• Problem: Copy each line below containing "thoại".
+-------+
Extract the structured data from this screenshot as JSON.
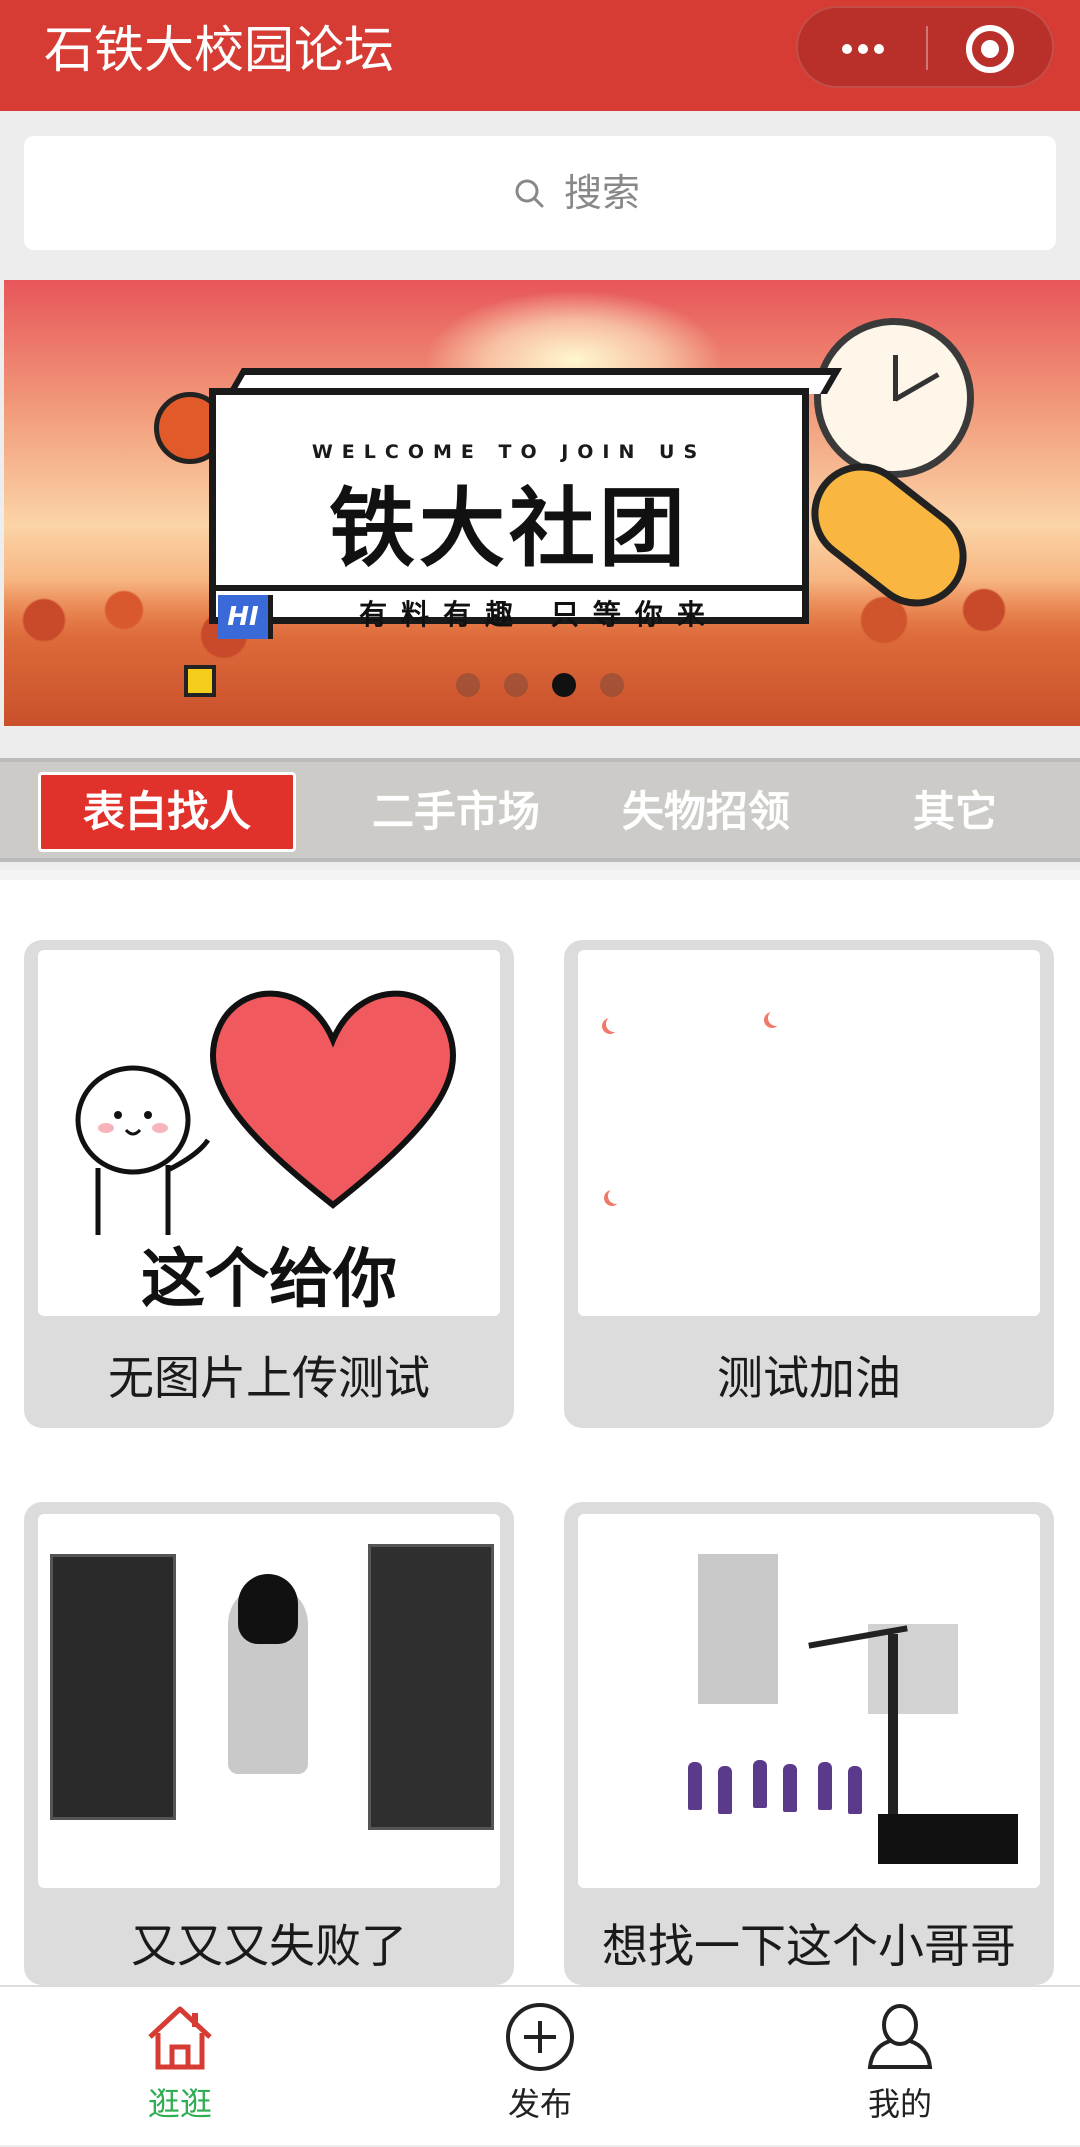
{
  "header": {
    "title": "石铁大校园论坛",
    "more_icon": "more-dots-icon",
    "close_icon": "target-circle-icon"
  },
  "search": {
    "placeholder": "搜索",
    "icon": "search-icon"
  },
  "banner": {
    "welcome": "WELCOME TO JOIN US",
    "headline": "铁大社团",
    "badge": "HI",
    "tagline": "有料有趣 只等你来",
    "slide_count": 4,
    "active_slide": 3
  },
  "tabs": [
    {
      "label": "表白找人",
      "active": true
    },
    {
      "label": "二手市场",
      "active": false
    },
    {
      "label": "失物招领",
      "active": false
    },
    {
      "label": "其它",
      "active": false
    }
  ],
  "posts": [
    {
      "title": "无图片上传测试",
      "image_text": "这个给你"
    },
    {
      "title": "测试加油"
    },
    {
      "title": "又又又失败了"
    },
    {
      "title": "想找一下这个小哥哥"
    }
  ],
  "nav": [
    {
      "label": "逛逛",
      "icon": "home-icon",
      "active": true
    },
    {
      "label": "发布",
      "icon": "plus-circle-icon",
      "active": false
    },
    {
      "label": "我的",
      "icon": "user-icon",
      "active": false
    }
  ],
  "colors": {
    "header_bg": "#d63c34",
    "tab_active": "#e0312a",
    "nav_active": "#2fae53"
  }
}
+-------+
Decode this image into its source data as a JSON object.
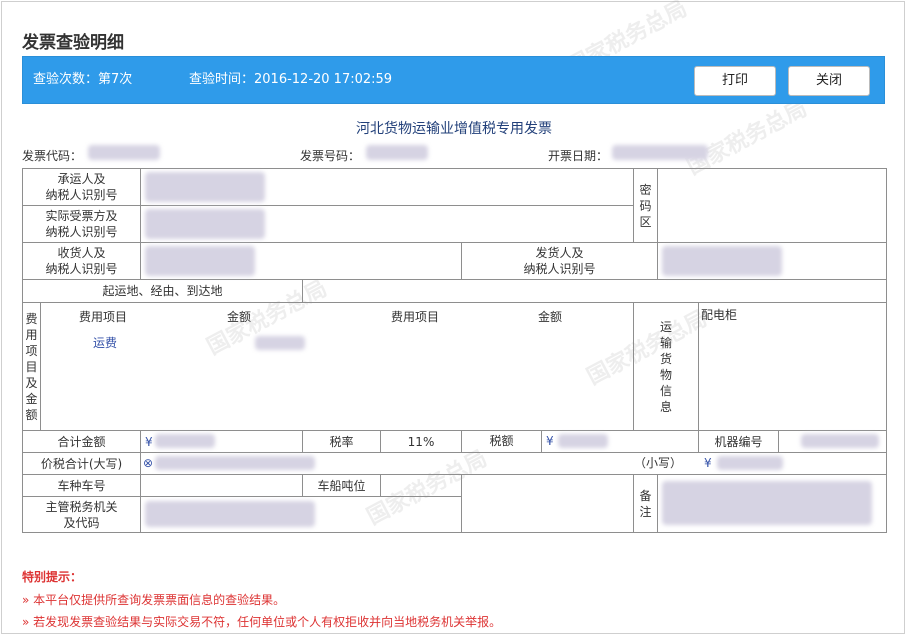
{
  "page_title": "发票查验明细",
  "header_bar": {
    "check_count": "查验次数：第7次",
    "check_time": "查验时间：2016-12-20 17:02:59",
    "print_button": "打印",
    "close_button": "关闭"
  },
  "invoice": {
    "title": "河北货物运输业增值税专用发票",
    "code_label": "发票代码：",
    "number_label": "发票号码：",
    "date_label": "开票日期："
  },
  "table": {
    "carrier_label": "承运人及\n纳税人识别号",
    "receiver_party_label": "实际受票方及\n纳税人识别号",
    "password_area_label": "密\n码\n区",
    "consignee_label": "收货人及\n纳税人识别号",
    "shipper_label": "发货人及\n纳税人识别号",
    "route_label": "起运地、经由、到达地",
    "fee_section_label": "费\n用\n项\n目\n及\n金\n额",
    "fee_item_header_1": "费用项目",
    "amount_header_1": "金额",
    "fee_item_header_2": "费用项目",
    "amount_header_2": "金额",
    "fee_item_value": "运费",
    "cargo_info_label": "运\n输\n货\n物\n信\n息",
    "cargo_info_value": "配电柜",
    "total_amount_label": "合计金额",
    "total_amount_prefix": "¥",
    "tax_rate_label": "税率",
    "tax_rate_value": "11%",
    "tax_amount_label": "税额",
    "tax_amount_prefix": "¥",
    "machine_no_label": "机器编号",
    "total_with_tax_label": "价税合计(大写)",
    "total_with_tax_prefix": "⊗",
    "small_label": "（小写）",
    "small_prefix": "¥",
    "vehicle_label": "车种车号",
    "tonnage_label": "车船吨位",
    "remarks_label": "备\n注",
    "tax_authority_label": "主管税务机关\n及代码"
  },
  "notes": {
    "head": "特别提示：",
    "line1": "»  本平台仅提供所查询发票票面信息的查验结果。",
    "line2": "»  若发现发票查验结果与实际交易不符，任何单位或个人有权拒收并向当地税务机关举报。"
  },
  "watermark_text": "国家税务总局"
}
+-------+
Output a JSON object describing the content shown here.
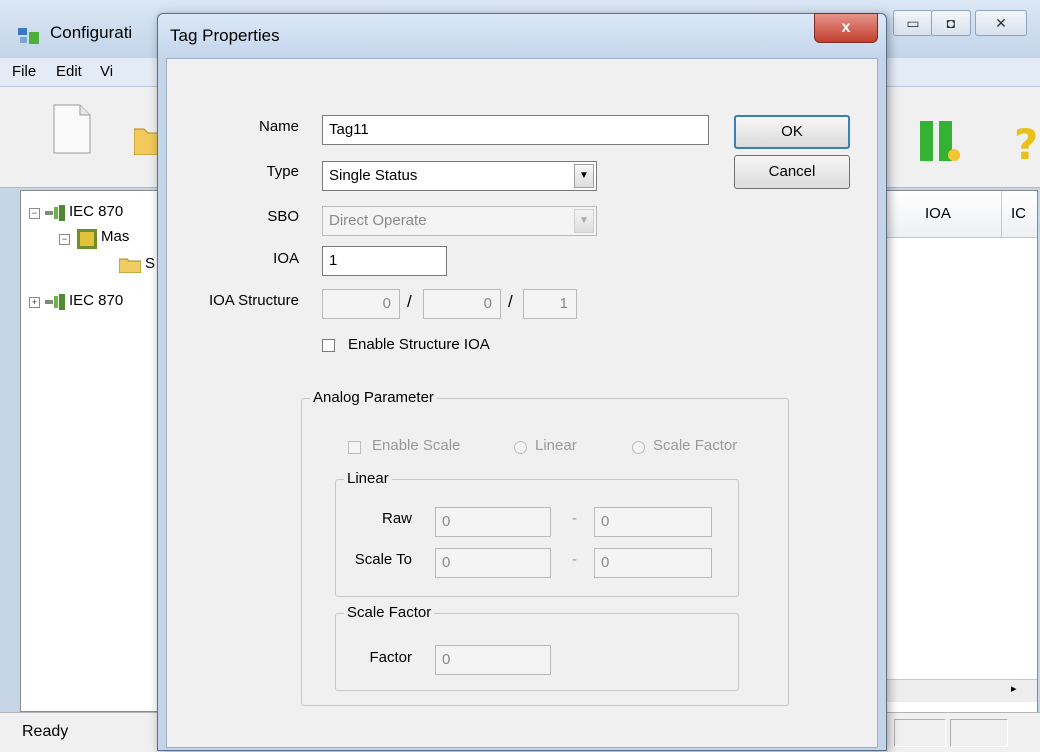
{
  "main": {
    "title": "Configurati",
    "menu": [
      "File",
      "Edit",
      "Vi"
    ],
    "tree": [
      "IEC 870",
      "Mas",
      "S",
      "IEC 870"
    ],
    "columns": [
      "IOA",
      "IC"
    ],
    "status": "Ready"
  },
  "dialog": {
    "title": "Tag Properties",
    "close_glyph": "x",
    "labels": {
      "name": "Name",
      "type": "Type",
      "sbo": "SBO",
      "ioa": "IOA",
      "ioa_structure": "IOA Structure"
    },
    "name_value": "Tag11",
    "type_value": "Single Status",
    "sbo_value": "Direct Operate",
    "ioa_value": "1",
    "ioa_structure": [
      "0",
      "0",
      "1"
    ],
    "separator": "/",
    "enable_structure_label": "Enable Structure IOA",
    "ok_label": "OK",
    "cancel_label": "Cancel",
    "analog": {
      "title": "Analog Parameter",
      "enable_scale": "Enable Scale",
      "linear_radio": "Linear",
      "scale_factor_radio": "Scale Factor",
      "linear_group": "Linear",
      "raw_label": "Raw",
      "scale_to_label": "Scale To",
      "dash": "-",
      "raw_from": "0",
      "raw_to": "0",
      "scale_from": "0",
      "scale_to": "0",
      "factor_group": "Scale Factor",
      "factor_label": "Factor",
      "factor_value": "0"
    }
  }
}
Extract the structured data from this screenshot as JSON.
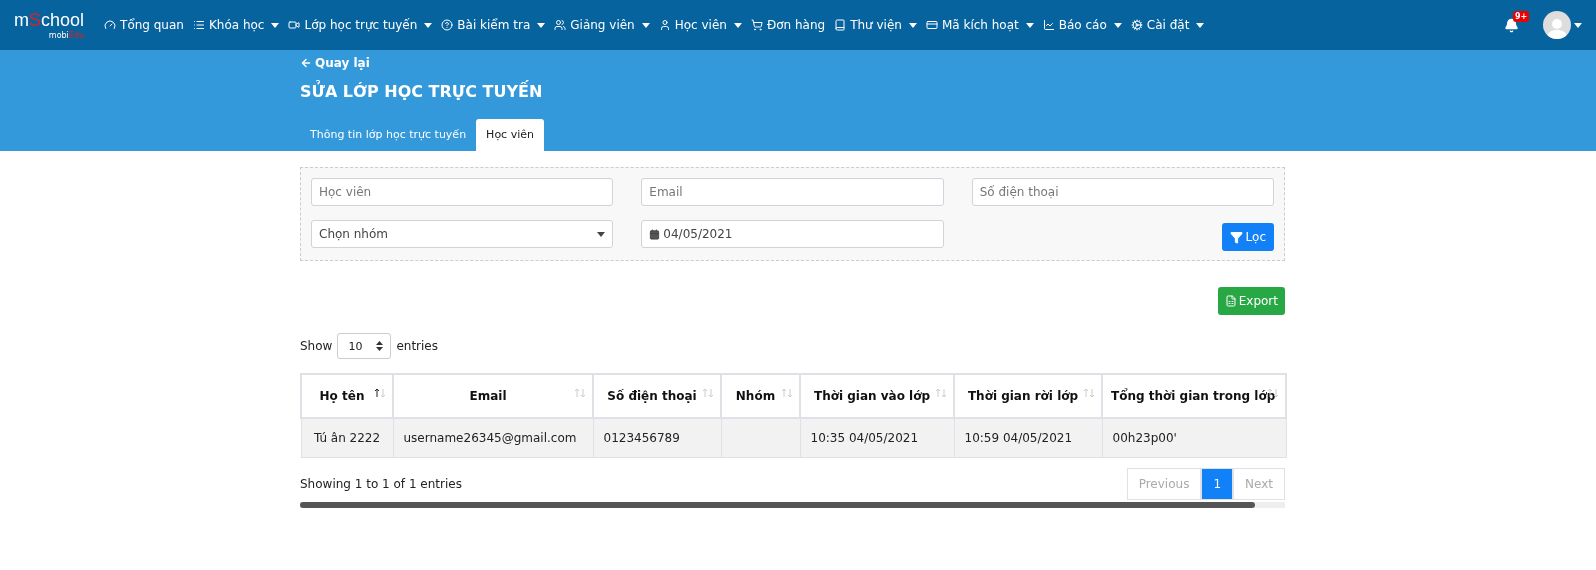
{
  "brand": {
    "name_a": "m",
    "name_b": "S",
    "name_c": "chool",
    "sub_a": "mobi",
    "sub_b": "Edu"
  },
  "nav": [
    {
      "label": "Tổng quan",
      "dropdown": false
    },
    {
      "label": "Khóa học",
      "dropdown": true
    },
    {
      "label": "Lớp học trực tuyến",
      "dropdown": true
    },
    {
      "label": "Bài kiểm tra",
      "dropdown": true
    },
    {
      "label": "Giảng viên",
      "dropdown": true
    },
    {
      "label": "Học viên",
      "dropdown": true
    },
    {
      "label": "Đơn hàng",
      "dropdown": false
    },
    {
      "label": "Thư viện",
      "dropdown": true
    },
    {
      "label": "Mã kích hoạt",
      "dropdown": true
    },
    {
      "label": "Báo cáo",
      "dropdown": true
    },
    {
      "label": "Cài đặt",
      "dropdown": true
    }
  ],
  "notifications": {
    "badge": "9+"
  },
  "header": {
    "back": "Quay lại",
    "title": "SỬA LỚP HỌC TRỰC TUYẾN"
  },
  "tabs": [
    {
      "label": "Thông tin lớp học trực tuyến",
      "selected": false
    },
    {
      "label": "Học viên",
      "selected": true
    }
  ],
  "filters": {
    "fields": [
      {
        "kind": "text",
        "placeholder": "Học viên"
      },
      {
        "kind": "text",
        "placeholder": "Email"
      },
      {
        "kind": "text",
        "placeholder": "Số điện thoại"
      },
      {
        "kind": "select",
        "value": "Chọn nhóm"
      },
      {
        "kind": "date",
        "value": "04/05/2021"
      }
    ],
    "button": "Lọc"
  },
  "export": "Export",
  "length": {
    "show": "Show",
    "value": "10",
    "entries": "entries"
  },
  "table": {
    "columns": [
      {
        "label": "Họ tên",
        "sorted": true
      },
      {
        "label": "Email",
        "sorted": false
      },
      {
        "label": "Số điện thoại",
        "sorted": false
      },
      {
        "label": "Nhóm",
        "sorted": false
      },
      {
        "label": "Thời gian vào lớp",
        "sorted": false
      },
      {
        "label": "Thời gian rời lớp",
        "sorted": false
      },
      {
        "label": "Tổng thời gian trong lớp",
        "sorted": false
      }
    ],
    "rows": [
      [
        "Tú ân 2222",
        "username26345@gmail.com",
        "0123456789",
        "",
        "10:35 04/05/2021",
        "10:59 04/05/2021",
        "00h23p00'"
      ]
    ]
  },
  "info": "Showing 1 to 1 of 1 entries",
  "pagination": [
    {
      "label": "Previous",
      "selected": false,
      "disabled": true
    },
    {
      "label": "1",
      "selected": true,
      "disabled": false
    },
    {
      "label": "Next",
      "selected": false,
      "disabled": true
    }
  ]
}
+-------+
• Solution to the exercise:
        "placeholder": "Số điện thoại"
        "label": "Số điện thoại",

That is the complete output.